HEIGHTS — In less than a week, Dearborn Heights Virtual Academy will begin accepting applications from K-12 students in Wayne County.
Under Dearborn Heights District 7, DHVA is an online public school, developed by the state and will start accepting applications on July 23.
Started in 2009, DHVA began under the state of Michigan’s Department of Education Seat-Time Waiver, a program that requires online course content to match the Michigan Grade Level Content Expectations or the Michigan Merit Curriculum, according to a Michigan Department of Education memorandum.
The online school provides students who might have trouble keeping up in class because of various reasons a second chance, DHVA Director Lynn Wietecha said.
“Students can progress at their own pace,” Wietecha said. “If you are a student who has a real hard time with chemistry, you can review a unit as many times as you want to.”
Wietecha added that in a typical high school, if a student struggles with a subject, they cannot ask the teacher to repeat the entire lecture.
“It is different from a regular high school (because the) teacher needs to move on and more curriculum needs to be covered,” Wietecha said. “One or two students who aren’t getting it can’t hold a whole class back. (Online) they have more control over their schedule. They can spend as much time in a course that they want to… not worried about a bell that rings.”
The DHVA operates 24 hours a day, 7 days a week, allowing students to attend classes online anytime that fits their schedules, Wietecha said.
“If you are in the middle of a project on geometry you don’t have to go to an English class,” she said.
Wietecha added that when the school opened in 2009, it had mixed success, but has expanded each year since and the success rate improved.
“We all learned a great deal,” Wietecha said. “We discovered students do need a lot of support and we added a tutoring program so students can come in every week. Just because the student is going to school online doesn’t mean they don’t need support from the district.”
DHVA accepts about 55 students per academic year with some fluctuation in numbers during the year.
DHVA typically turns away between 20 and 30 students each year after enrollment is full, Wietecha said.
By design, DHVA wants to keep enrollment numbers low to help give full attention to students, Wietecha said.
“We have a small staff and we want to be able to monitor and intervene when needed and adequately support (students),” she said.
The students also have one-one-one mentors to help them along, and frequent report card updates that include the parent or guardian on their child’s academic status.
After students are selected for the school, there isn’t allowance for slacking off, Wietecha said.
“Students think it is going to be easy and they get a very rude awakening in the first year,” Wietecha said. “Students need to be self- directed and motivated, they can’t be a procrastinator.

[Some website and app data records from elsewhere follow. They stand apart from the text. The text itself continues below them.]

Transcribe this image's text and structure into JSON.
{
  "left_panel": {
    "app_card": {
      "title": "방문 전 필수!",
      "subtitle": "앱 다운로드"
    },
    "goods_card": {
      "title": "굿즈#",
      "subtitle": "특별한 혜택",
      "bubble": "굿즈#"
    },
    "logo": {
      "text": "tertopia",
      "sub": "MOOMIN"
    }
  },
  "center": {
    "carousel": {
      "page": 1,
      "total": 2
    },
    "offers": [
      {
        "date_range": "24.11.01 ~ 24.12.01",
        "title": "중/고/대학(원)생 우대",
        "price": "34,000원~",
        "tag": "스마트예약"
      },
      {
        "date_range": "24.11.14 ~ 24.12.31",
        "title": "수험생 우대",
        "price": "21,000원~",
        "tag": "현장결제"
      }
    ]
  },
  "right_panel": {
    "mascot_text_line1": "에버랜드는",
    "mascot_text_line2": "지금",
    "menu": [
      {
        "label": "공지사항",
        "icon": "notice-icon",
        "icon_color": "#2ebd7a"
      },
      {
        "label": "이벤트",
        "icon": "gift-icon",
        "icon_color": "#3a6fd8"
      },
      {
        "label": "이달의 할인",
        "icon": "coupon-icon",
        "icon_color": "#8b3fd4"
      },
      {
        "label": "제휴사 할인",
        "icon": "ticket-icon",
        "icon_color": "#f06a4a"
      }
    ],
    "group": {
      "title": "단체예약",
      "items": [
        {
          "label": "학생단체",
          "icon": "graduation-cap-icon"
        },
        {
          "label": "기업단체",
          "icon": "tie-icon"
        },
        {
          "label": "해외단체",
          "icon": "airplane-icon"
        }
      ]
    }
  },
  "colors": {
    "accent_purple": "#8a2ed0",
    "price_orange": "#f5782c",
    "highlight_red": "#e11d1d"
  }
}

“Online learning is not for every student (so we) make sure they are a good candidate,” she said. “It takes a certain kind of student to be successful in an online learning environment.”
(Sherri Kolade can be reached at [email protected])